This week in ART/world, I follow up on the brief Cecil Skotnes memorial I posted here last week. But I realized that the brevity of the posting failed to capture the depth of my appreciation of Skotnes' art and life. Not that the ART/world version does! Click HERE to read.
Responses are most welcome.
Saturday, April 18, 2009
Sunday, April 12, 2009
Here is this week's ART/world installment on the recent controversial restoration of the National Theatre (Lagos) sculptural friezes designed by the Nigerian artist Erhabor Emokpae (1934-1984). Let me say is again that what happened to Emokpae's work is unacceptable. It is despicable. This is one moment you wished there is an art police and justice system, so you could haul the perpetrators to face an art judge!
Friday, April 10, 2009
I am saddened by the news of the death of Cecil Skotnes, one of the most influential African modernists. A man whose artistic production, particularly in the area of printmaking and painting is as prodigious as his work as courageous teacher. It is impossible to write a history of South African and African art of the 20th century without due acknowledgment of Skotnes' role in establishing that pioneering institution, the Polly Street Art Center which provided training and tutelage to the generation of black artists that emerged in the 1950s and 60s South Africa, in the scorching shadow of the Apartheid.
Cecil Skones, Burnt Land series: Giant Bird between 2 Scarecrows 1998 (Courtesy: ArtThrob)
Or his equally important role as a founding member of the Amadlozi Group, the group of artists that advocated, arguably for the first time, the recognition by contemporary artists of a specifically South African ancestral heritage thereby upturning centuries of denigration of native South Africa traditions and cultures. Or his support for the establishment of the Community Arts Project in Cape Town. Given the place of the initiatives and institutions Skotnes helped establish in the struggle against and eventual vanquishing of Apartheid (The CAP for instance), he must be counted among the "quiet" heroes of that age.
In life Skotnes was a giant of an artist; in death he has become a veritable ancestor; he has joined the Amadlozi. I am grateful for his life.

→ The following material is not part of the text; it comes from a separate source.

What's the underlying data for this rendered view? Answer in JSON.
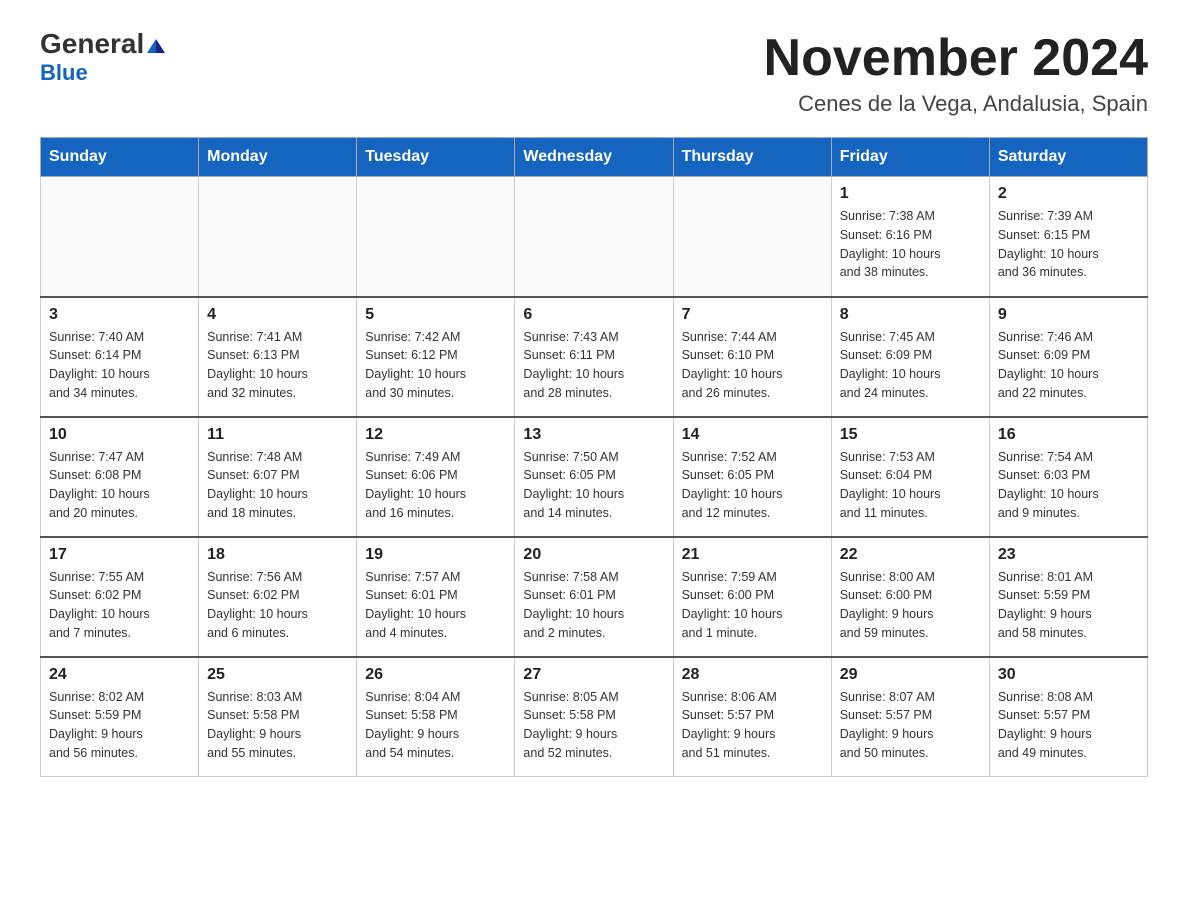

Monday, April 6, 2009
For this week's (second) installment of the ART/world column on the elusive National Gallery of Art, Abuja, click here.